*Your objective*.
Your answer should be the exact lines of the records, starting with the one containing "Output a JSON" and running to the end.
-*-
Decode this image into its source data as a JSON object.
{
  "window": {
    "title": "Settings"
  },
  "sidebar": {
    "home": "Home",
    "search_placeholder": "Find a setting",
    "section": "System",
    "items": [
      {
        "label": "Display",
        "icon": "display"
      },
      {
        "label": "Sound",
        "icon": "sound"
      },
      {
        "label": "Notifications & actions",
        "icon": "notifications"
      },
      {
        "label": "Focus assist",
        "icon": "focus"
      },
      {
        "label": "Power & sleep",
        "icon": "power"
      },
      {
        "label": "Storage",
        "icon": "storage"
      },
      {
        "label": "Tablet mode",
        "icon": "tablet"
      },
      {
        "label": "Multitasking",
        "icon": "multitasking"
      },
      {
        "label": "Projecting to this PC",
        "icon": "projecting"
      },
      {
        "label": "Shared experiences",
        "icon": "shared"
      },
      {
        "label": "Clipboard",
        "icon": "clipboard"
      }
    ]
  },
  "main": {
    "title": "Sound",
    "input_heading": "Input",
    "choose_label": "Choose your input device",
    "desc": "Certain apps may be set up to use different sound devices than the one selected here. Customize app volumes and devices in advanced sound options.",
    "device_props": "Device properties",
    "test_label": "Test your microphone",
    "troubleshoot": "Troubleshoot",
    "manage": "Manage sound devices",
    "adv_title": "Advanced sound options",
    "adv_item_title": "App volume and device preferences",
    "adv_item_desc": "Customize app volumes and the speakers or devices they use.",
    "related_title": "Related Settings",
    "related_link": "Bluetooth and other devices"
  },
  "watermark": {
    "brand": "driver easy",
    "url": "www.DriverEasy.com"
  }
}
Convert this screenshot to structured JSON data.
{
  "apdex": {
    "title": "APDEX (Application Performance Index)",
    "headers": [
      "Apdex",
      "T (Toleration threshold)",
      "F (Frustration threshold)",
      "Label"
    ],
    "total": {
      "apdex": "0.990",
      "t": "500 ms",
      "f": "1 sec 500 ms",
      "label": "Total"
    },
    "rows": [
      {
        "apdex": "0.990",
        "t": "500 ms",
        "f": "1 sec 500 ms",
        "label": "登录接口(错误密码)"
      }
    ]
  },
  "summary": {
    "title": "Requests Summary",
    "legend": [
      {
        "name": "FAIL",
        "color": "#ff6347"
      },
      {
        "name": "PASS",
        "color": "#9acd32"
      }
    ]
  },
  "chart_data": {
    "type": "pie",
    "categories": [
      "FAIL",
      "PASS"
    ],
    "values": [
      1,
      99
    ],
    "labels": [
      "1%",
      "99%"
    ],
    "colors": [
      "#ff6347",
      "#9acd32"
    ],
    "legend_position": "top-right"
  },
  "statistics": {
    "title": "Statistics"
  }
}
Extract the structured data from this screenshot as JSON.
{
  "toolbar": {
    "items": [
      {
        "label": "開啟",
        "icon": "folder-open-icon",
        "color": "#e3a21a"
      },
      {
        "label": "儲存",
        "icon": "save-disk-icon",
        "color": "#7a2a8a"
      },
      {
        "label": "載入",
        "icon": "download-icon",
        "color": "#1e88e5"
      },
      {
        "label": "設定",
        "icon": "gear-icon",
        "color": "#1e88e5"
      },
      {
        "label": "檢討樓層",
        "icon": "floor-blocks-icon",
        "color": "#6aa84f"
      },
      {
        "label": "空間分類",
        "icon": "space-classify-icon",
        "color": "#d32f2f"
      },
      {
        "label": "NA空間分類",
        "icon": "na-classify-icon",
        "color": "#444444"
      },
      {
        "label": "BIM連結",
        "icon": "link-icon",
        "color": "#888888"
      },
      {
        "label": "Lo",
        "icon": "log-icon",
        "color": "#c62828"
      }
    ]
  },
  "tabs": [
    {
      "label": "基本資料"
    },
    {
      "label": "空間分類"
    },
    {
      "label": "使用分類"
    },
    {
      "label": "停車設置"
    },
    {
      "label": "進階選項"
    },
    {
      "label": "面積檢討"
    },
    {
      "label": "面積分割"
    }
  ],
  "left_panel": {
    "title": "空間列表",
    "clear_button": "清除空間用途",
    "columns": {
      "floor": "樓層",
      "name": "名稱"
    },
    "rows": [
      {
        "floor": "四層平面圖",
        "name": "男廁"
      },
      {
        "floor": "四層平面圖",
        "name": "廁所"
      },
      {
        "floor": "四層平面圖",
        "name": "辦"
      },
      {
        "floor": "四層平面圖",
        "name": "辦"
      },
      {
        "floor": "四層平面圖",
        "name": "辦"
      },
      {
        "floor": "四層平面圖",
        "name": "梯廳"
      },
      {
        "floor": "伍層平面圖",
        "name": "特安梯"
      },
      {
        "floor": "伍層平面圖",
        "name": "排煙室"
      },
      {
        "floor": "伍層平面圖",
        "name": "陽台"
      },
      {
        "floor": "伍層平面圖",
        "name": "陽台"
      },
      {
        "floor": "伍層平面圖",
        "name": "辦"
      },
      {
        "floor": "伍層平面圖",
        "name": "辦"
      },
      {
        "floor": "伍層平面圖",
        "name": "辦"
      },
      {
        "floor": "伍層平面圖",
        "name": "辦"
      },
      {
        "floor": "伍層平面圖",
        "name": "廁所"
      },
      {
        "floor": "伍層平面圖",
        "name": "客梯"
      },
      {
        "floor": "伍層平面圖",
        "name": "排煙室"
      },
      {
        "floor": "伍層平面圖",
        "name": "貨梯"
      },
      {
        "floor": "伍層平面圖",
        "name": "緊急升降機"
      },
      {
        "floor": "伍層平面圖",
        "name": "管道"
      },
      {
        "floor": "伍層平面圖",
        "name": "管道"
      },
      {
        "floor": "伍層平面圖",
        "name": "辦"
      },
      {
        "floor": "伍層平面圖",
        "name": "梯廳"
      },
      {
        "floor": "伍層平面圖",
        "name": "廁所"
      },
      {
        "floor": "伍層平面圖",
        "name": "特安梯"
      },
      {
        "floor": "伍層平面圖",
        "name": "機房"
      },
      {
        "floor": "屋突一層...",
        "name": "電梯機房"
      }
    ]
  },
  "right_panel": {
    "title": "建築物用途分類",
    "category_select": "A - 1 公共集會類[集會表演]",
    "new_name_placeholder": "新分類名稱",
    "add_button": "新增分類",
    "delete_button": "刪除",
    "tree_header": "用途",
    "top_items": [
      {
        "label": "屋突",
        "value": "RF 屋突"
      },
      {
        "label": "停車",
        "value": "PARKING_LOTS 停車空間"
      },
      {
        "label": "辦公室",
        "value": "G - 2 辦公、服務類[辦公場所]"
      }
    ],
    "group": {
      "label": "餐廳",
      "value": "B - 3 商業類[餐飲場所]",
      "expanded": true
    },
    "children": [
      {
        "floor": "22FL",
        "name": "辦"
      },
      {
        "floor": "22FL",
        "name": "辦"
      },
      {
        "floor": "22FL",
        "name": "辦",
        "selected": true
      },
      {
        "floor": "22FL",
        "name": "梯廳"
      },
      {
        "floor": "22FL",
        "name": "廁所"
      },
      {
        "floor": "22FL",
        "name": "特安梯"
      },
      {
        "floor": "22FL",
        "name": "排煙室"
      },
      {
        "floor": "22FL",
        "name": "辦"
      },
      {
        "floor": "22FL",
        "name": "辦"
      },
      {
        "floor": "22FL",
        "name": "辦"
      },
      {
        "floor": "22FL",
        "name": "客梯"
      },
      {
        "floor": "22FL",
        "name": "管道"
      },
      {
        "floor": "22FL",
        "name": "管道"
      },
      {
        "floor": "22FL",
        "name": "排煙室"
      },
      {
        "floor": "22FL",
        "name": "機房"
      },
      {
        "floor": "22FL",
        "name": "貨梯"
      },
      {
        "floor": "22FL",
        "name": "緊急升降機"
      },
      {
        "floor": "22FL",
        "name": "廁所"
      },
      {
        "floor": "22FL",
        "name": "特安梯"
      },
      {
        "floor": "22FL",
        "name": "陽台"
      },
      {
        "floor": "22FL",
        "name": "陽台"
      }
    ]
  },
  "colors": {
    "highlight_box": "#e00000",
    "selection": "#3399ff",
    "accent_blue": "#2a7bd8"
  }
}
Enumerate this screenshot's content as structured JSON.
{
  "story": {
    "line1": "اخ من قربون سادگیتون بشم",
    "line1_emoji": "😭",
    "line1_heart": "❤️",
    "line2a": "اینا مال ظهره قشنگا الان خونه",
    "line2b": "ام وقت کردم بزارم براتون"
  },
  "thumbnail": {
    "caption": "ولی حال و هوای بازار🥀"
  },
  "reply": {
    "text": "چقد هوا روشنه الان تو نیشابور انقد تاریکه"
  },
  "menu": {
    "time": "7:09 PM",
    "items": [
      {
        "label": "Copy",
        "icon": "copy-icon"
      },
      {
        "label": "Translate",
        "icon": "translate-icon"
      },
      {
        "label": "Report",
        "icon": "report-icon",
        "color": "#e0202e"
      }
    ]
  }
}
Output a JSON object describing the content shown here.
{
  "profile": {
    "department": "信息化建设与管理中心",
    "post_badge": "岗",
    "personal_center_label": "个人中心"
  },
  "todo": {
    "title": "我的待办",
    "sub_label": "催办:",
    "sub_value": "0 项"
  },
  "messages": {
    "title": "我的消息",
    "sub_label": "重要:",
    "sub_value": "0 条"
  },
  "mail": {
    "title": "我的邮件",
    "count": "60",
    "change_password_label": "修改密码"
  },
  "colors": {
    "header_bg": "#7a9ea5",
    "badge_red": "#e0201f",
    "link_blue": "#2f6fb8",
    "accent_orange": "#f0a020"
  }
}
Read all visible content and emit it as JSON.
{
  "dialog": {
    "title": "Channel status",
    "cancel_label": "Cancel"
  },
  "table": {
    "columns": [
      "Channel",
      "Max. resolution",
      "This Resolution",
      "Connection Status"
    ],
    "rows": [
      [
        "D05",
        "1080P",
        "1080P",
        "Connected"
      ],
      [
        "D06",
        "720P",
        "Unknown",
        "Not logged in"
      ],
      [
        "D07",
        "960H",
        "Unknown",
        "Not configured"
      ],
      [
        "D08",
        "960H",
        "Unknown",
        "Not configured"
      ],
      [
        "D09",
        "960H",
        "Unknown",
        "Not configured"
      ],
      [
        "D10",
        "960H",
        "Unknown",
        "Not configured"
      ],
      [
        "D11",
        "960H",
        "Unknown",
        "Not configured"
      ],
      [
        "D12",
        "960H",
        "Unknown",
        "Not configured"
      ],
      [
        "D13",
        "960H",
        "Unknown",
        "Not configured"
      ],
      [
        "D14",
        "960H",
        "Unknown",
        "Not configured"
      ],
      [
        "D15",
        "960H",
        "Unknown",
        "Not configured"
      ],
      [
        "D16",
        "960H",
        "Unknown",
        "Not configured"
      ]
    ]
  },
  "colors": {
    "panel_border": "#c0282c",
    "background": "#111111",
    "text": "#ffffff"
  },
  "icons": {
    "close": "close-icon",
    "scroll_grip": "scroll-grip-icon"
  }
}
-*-
*Answer section*.
Output a JSON object describing the content shown here.
{
  "profile": {
    "department": "信息化建设与管理中心",
    "post_badge": "岗",
    "personal_center_label": "个人中心"
  },
  "todo": {
    "title": "我的待办",
    "sub_label": "催办:",
    "sub_value": "0 项"
  },
  "messages": {
    "title": "我的消息",
    "sub_label": "重要:",
    "sub_value": "0 条"
  },
  "mail": {
    "title": "我的邮件",
    "count": "60",
    "change_password_label": "修改密码"
  },
  "colors": {
    "header_bg": "#7a9ea5",
    "badge_red": "#e0201f",
    "link_blue": "#2f6fb8",
    "accent_orange": "#f0a020"
  }
}
Read all visible content and emit it as JSON.
{
  "dialog": {
    "title": "Channel status",
    "cancel_label": "Cancel"
  },
  "table": {
    "columns": [
      "Channel",
      "Max. resolution",
      "This Resolution",
      "Connection Status"
    ],
    "rows": [
      [
        "D05",
        "1080P",
        "1080P",
        "Connected"
      ],
      [
        "D06",
        "720P",
        "Unknown",
        "Not logged in"
      ],
      [
        "D07",
        "960H",
        "Unknown",
        "Not configured"
      ],
      [
        "D08",
        "960H",
        "Unknown",
        "Not configured"
      ],
      [
        "D09",
        "960H",
        "Unknown",
        "Not configured"
      ],
      [
        "D10",
        "960H",
        "Unknown",
        "Not configured"
      ],
      [
        "D11",
        "960H",
        "Unknown",
        "Not configured"
      ],
      [
        "D12",
        "960H",
        "Unknown",
        "Not configured"
      ],
      [
        "D13",
        "960H",
        "Unknown",
        "Not configured"
      ],
      [
        "D14",
        "960H",
        "Unknown",
        "Not configured"
      ],
      [
        "D15",
        "960H",
        "Unknown",
        "Not configured"
      ],
      [
        "D16",
        "960H",
        "Unknown",
        "Not configured"
      ]
    ]
  },
  "colors": {
    "panel_border": "#c0282c",
    "background": "#111111",
    "text": "#ffffff"
  },
  "icons": {
    "close": "close-icon",
    "scroll_grip": "scroll-grip-icon"
  }
}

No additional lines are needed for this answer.